Microbial corrosion, also called microbiologically influenced corrosion (MIC), microbially induced corrosion (MIC) or biocorrosion, is "corrosion affected by the presence or activity of microorganisms in biofilms on the surface of the corroding material." This corroding material can be either a metal or a nonmetal.
A cavity wall is a type of wall that has a hollow center. They can be described as consisting of two "skins" separated by a hollow space (cavity). The skins typically are masonry, such as brick or cinder block. Masonry is an absorbent material that can slowly draw rainwater or even humidity into the wall. One function of the cavity is to drain water through weep holes at the base of the wall system or above windows. The weep holes allow wind to create an air stream through the cavity that exports evaporated water from the cavity to the outside. Usually, weep holes are created by separating several vertical joints approximately two meters apart at the base of each story. Weep holes are also placed above windows to prevent dry rot of wooden window frames. A cavity wall with masonry as both inner and outer skins is more commonly referred to as a double wythe masonry wall.

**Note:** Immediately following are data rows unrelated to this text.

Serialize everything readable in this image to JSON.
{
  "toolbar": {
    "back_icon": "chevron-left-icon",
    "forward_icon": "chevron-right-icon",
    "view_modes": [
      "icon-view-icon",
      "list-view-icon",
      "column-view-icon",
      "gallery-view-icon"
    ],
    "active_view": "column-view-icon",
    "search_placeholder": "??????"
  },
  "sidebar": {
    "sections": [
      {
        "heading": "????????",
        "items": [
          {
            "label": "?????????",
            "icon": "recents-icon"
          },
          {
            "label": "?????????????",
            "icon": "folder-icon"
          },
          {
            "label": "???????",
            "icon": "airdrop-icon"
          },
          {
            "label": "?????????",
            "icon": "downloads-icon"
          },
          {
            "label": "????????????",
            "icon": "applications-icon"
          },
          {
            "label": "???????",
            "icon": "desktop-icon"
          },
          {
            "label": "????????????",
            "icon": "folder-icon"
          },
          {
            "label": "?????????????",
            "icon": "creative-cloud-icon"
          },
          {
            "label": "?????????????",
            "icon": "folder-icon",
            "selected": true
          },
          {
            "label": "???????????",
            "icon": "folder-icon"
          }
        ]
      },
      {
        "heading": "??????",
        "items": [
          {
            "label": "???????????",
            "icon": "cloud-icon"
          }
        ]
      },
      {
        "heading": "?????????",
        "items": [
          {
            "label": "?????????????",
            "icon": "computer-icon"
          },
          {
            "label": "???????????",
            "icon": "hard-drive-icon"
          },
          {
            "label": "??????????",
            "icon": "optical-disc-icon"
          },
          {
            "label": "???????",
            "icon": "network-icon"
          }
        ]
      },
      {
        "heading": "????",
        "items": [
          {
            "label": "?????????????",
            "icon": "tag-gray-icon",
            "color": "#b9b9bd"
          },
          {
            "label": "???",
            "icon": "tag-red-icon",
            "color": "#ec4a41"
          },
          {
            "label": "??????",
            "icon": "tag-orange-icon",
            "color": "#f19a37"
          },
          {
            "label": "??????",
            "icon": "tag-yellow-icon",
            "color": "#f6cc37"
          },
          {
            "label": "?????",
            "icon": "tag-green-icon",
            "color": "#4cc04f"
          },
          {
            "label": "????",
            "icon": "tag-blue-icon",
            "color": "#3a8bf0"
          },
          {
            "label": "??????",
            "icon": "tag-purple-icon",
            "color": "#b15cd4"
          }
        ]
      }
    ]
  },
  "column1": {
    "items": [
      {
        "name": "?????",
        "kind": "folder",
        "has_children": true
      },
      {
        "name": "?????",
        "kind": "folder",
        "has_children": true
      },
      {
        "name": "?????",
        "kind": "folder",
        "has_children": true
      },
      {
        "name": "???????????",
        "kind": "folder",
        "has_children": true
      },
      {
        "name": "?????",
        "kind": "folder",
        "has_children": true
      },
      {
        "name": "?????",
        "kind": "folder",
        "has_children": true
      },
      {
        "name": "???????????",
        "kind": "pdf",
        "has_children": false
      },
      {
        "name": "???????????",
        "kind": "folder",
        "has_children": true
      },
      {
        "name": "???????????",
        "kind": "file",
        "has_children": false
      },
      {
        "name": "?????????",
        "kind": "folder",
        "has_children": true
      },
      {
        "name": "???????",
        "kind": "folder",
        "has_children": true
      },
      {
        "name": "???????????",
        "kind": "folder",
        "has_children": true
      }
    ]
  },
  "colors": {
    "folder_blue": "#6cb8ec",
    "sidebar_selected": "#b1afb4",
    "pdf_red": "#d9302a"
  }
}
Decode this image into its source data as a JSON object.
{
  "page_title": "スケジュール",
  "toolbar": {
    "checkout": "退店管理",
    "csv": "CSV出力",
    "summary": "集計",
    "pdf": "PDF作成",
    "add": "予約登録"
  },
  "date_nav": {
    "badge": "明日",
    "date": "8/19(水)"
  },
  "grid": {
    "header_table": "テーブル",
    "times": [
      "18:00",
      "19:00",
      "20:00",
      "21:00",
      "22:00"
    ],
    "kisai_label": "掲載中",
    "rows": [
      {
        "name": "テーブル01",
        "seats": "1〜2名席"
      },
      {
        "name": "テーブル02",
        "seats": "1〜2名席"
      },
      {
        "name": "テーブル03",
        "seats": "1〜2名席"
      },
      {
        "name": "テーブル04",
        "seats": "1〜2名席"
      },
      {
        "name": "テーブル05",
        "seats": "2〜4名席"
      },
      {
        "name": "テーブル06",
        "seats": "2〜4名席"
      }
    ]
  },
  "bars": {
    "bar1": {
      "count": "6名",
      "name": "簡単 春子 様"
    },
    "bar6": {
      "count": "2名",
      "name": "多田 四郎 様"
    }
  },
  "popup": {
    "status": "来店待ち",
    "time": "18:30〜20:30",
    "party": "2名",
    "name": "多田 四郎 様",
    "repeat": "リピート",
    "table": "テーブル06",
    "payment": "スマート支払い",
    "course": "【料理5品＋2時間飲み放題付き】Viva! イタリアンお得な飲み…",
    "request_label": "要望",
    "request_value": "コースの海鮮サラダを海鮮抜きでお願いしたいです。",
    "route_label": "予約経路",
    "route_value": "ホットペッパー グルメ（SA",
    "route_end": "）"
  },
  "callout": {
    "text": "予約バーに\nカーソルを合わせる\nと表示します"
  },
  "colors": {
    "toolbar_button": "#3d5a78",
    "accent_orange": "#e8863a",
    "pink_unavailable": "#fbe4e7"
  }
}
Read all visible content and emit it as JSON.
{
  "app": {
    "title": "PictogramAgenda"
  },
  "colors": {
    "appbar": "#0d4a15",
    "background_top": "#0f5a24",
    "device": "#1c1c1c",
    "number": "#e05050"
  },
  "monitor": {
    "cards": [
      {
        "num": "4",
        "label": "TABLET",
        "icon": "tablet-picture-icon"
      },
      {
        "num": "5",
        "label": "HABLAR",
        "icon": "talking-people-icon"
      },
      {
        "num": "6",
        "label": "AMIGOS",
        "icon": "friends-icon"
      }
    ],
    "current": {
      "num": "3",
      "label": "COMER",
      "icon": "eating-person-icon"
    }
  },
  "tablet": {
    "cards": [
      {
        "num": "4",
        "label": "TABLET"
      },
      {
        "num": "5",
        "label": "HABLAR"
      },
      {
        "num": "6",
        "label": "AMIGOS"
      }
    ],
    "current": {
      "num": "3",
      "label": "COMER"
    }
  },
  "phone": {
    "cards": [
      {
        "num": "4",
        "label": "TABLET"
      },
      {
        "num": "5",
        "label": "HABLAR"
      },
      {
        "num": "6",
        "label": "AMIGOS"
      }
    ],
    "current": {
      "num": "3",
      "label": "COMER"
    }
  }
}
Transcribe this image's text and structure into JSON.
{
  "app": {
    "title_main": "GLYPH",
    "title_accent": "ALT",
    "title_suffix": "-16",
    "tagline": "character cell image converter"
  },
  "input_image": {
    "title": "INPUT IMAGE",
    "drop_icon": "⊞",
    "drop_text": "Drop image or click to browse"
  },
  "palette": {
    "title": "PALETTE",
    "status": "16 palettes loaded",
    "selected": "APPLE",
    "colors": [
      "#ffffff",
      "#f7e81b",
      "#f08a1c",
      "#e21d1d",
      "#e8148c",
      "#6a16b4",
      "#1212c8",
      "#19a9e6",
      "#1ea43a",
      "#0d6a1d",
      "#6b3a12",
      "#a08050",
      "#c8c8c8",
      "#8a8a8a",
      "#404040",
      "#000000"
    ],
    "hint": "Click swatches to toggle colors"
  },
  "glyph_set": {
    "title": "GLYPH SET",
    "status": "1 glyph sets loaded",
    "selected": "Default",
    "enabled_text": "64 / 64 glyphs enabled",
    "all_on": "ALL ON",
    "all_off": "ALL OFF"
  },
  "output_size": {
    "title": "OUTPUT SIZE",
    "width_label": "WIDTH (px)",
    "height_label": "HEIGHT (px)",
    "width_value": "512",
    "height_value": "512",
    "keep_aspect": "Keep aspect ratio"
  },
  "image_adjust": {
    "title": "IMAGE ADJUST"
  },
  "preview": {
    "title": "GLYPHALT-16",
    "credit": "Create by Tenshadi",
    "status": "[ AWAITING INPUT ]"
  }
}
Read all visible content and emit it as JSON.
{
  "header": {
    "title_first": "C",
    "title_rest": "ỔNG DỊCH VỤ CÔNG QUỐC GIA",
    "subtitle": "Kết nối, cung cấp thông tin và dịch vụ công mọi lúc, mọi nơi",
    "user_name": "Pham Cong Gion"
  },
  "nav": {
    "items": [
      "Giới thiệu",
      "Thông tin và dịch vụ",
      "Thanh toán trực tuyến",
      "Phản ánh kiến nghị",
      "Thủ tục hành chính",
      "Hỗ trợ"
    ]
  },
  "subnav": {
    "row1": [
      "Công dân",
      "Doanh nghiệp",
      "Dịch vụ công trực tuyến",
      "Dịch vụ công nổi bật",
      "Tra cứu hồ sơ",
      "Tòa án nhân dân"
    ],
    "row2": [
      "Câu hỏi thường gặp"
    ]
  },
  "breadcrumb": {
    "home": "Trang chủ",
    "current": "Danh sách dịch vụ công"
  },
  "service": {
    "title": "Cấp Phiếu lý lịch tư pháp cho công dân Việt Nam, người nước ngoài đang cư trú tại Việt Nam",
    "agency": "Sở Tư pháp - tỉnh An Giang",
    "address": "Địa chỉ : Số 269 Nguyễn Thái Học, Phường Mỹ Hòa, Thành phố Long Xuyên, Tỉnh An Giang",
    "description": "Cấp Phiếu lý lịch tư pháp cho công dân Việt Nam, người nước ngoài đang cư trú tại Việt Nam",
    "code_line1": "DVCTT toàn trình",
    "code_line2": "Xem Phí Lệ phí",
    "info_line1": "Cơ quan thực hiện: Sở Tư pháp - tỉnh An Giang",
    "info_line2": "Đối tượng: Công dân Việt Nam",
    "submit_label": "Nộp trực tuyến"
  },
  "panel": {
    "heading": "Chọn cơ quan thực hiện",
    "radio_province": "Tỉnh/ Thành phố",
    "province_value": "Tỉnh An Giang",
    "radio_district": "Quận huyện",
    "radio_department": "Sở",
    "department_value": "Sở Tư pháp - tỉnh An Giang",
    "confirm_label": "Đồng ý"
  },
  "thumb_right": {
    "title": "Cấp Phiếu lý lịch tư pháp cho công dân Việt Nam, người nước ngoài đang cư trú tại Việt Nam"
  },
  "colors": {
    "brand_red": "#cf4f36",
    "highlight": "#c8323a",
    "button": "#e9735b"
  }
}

Concrete cover, in reinforced concrete, is the least distance between the surface of embedded reinforcement and the outer surface of the concrete. The concrete cover depth can be measured with a cover meter.
Structural dampness is the presence of unwanted moisture in the structure of a building, either the result of intrusion from outside or condensation from within the structure. A high proportion of damp problems in buildings are caused by ambient climate dependent factors of condensation and rain penetration. Rising Damp is a term used to describe a number of symptoms - flaky paint, hollow plaster, all of which are related to other mechanisms - usually interstitial condensation. Dry houses internally never suffer from damp issues.
Damp proofing or a Damp-Proof in construction is a type of moisture control applied to building walls and floors to prevent moisture from passing into the interior spaces. Dampness problems are among the most frequent problems encountered in residences.
Masonry veneer walls consist of a single non-structural external layer of masonry, typically made of brick, stone or manufactured stone. Masonry veneer can have an air space behind it and is technically called "anchored veneer". A masonry veneer attached directly to the backing is called "adhered veneer". The innermost element is usually structural wall, and may consist of concrete masonry, concrete, wood or metal frame.
Corrosion engineering is an engineering specialty that applies scientific, technical, engineering skills, and knowledge of natural laws and physical resources to design and implement materials, structures, devices, systems, and procedures to manage corrosion.
Concrete degradation may have various causes. Concrete can be damaged by fire, aggregate expansion, sea water effects, bacterial corrosion, calcium leaching, physical damage and chemical damage. This process adversely affects concrete exposed to these damaging stimuli.
Galvanic corrosion is an electrochemical process in which one metal corrodes preferentially when it is in electrical contact with another, in the presence of an electrolyte. A similar galvanic reaction is exploited in primary cells to generate a useful electrical voltage to power portable devices.